_PROBLEM TO SOLVE_. Your task is to copy every line below that contains the word "replies".

[Dataset excerpts]
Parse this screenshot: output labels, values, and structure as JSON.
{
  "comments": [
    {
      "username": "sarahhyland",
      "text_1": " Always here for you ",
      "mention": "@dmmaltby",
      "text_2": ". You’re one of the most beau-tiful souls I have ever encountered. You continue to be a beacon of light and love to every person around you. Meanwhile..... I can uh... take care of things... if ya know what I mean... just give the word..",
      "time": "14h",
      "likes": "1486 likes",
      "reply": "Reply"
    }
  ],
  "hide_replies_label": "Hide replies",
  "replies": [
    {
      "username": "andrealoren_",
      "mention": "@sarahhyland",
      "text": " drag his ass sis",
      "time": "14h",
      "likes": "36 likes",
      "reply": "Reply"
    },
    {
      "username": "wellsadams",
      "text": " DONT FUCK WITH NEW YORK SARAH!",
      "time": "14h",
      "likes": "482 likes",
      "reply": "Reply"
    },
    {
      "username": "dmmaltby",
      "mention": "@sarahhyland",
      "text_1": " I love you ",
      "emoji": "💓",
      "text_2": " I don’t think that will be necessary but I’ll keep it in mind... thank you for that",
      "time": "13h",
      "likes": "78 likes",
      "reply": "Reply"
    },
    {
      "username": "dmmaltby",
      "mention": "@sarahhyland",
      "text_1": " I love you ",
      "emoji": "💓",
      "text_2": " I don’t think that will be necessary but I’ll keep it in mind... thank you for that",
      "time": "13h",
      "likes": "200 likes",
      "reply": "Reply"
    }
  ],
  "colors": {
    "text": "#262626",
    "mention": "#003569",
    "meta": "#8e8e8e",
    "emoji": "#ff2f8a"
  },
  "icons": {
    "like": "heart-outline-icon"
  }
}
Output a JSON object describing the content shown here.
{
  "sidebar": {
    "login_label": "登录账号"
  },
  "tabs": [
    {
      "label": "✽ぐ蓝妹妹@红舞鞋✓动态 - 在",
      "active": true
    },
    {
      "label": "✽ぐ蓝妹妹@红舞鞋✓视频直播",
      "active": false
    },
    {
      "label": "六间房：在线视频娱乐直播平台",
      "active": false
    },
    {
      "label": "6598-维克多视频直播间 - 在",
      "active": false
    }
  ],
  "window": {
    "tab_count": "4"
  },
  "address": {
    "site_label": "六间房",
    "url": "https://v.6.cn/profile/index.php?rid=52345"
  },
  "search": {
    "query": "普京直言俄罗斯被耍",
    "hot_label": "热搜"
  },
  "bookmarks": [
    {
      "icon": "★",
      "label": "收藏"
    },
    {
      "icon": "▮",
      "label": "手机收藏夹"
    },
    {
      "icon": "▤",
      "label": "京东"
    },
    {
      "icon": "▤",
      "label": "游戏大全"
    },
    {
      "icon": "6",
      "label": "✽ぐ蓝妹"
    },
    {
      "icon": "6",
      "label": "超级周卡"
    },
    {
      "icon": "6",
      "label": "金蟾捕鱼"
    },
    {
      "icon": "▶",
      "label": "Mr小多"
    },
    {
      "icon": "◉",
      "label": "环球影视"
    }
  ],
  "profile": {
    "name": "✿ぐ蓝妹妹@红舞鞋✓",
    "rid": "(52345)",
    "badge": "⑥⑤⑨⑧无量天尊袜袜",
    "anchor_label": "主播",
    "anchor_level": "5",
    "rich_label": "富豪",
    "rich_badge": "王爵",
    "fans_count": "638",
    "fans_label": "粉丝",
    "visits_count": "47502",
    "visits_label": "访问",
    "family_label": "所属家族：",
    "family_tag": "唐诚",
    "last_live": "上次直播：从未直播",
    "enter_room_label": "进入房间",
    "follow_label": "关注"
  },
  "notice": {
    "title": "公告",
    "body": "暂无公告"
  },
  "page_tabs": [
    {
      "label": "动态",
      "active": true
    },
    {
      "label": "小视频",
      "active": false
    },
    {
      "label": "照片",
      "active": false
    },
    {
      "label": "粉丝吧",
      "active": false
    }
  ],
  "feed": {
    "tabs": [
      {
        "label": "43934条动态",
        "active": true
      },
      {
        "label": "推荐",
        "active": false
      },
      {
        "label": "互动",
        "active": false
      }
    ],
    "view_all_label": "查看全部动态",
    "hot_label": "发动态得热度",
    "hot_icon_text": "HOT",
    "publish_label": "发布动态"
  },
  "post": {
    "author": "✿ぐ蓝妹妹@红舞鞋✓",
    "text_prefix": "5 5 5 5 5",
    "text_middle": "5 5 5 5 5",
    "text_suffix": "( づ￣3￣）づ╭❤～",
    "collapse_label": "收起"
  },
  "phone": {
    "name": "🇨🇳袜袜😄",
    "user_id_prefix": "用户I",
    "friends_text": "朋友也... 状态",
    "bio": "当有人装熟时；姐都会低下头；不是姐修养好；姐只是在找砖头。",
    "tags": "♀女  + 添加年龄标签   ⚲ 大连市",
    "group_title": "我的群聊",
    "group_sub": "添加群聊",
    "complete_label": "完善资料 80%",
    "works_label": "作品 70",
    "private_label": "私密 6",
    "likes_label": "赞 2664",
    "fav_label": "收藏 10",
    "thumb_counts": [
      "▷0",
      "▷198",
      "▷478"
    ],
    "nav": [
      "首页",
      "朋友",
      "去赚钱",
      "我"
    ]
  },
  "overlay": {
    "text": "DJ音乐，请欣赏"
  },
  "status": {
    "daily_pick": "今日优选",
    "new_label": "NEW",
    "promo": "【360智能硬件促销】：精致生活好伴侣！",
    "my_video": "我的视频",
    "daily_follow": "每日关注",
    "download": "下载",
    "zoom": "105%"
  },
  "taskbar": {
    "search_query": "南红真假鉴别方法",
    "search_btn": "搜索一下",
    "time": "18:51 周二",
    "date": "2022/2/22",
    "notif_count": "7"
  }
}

_SOLUTION TO THIS EXERCISE_.
  "hide_replies_label": "Hide replies",
  "replies": [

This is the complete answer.